CBS honcho Les Moonves escaped sex abuse charges over statute of limitations

Los Angeles prosecutors declined to pursue sexual abuse claims against high-powered CBS CEO Les Moonves because the statute of limitations has expired, according to documents Fox News obtained Tuesday.

An unidentified woman – known as Jane Doe in the documents -- notified police in February regarding three incidents involving Moonves, with one allegedly occurring in 1986 and the other two allegedly occurring on the same day in 1988, NBC News first reported.

Fox News confirmed the report and obtained a charge evaluation worksheet from Los Angeles County District Attorney’s Office, which indicated the decision was made on Feb. 23, 2018.

The anonymous woman’s allegations could have resulted in three possible criminal charges had prosecutors gone forward. The Los Angeles Police Department's Robbery-Homicide Division investigated the case and the accuser is considered an “acquaintance” of the CBS executive. The document notes that the alleged victim disclosed one of the incidents to a friend approximately one year before notifying police.

Moonves was the subject of Ronan Farrow’s latest #MeToo movement bombshell in The New Yorker, which was published last week and featured six woman accusing the longtime network exec of sexual harassment. In addition, more than two dozen company employees, past and present, detailed incidents involving harassment, gender discrimination or retaliation at the network between the 1980s and 2000s.

CBS’ board of directors didn’t take immediate action following a meeting on Monday, instead announcing that outside counsel would conduct an independent investigation. Moonves has admitted to mistakes but denied using his powerful position atop the network for wrongdoing.

"I recognize that there were times decades ago when I may have made some women uncomfortable by making advances," Moonves said in a statement to The New Yorker. "Those were mistakes, and I regret them immensely. But I always understood and respected -- and abided by the principle -- that 'no' means 'no,' and I have never misused my position to harm or hinder anyone's career."

Farrow’s report detailed an assortment of claims against Moonves, but it was unclear if the unidentified woman who went to police also had spoken to The New Yorker.
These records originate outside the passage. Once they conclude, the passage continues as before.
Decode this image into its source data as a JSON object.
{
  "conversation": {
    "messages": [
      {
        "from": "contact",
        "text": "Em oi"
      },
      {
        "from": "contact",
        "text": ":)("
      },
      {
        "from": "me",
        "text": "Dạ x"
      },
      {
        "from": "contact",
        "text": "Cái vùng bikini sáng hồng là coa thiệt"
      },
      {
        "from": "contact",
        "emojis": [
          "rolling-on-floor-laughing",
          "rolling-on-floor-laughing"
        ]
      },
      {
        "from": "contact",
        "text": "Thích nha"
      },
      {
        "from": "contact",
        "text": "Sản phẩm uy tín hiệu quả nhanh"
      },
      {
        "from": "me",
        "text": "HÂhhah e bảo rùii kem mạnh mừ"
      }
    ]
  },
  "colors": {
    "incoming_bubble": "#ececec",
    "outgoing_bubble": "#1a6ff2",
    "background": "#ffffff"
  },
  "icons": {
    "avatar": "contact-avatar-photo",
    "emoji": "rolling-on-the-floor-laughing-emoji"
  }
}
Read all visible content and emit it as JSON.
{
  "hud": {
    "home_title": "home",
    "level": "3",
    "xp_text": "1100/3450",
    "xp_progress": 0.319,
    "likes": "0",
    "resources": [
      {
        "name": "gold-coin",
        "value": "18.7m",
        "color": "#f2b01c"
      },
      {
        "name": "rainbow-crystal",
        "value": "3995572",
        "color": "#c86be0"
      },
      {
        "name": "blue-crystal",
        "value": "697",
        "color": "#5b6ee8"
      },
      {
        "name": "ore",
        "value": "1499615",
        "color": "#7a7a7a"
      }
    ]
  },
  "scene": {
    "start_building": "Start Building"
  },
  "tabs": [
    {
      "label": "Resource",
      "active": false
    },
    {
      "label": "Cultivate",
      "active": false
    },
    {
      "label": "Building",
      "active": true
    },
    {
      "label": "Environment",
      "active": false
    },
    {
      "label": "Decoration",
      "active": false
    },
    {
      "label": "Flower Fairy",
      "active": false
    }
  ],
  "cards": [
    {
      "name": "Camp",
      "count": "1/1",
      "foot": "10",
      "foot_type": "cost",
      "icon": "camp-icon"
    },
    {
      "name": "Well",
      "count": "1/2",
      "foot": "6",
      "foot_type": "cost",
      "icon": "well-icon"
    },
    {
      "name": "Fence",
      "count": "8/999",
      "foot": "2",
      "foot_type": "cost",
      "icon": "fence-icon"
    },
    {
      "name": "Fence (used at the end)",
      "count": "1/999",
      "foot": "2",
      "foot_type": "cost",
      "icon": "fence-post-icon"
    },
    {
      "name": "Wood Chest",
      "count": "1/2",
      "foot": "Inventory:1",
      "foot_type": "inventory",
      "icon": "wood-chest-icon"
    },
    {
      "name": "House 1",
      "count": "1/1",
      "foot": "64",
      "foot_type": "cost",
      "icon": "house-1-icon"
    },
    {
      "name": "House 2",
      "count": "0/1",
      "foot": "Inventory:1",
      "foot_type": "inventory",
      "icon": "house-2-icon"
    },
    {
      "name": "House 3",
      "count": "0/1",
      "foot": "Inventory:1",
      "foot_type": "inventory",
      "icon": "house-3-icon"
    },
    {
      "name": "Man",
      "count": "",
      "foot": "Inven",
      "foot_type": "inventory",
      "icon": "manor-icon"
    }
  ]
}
In Farrow's report, actress Illeana Douglas accused Moonves of luring her to a hotel to talk business only to make sexual advances and forcibly kiss on her. Dinah Kirgo shared a similar story in which Moonves feigned interest in a business meeting only to pursue a dinner with her alone. Kirgo stated she believed rejecting the CBS CEO’s advances hurt her career.